Is The Legend Of Zelda: Twilight Princess Worth Revisiting On Wii U?
When The Legend of Zelda: Twilight Princess released back in 2006, we gave it the rare perfect 10 review score. It’s a great game, and I doubt many would argue against its quality. It has a few minor issues, but they weren’t a result of technical limitations (even with the Wii version’s motion controls). With tomorrow’s HD re-release, it raises the question: Is the game worth revisiting with its new coat of paint?
Twilight Princess’ big upgrade is cosmetic. Very little has been added or changed in the game. There is a new difficulty mode, a new combat-challenge dungeon (if you have the Wolf Link Amiibo that’s bundled with the game at launch), and a new item that assists with tracking down Poes. The distribution of wallets also lets you grab more rupees, but overall the pacing of the game has been largely untouched. By contrast, 2013’s Wind Waker HD gave players the option to track down a swift sail to dramatically speed up sailing, and the Triforce Quest was modified to offer a quicker, more rewarding experience. Last year’s remake of Majora’s Mask rearranged a few elements and sped up the process of traveling through time.

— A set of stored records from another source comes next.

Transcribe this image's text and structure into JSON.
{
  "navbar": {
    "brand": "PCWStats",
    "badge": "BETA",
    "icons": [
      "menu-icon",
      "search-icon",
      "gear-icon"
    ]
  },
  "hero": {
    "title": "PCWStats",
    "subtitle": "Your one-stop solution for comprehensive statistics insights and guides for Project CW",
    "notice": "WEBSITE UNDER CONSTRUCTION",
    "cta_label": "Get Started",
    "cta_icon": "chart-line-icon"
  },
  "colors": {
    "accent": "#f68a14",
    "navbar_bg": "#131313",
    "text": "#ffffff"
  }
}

Both Wind Waker and Majora’s Mask’s changes affected the game throughout, but Twilight Princess HD doesn’t have any comparable improvements.
The visual upgrade is considerable, and leads to new levels of discovery everywhere. The game looks nicer, but you can also see the animals of the forest much better, and I marveled at small things like being able to see the bait on your fishing hook. Those elements were always present, but now you can see them much better. The best thing an HD remaster can do is present a classic game the way you remember it as opposed to how it actually looks. Twilight Princess does this and takes it a step further by elevating its original details to a greater degree throughout.
The beginning of the game is still slow, but going in with that knowledge gave me a chance to appreciate the slow burn. Herding goats is still not a great way to kick off a Zelda game (especially one that was as highly anticipated as Twilight Princess), but opening the game with Link having a conversation with a mentor by a lake is a charming introduction and does well to establish the normalcy of Link’s life before the Twilight Realm changed everything.
Other elements of Twilight Princess that surprised me weren’t new, but were rather elements I had completely forgotten about. In the opening moments, for instance, Link wrestles a goat to the ground in an incredible show of strength. I couldn’t help but notice that the dash icon for riding Epona has changed from the carrots of Ocarina of Time to the considerably more violent spurs – Twilight Princess has a much darker tone, after all.
Hyrule is also much larger than I remembered, which will likely be the case for those like me who haven’t played the game much since its original release. Also, the Oocoo are still absolutely terrifying bird creatures who speak perfect English, and I love them for it.
For those satisfied with their memories of Twilight Princess, there is not a lot of incentive here to revisit the game. It hasn’t changed enough to feel like a new experience, but that doesn’t affect the fact that Twilight Princess has always been a fantastic game and this is the best looking version available. I’ve enjoyed my time revisiting the game and it has even managed to supersede new experiences waiting on my PlayStation 4 and Xbox One just because I have enjoyed being in Twilight Princess’ version of Hyrule again so much. It’s a fine port and a great way to experience Twilight Princess, but the experience is largely unchanged.
To see us play two hours of the HD version of Twilight Princess, check out the video below.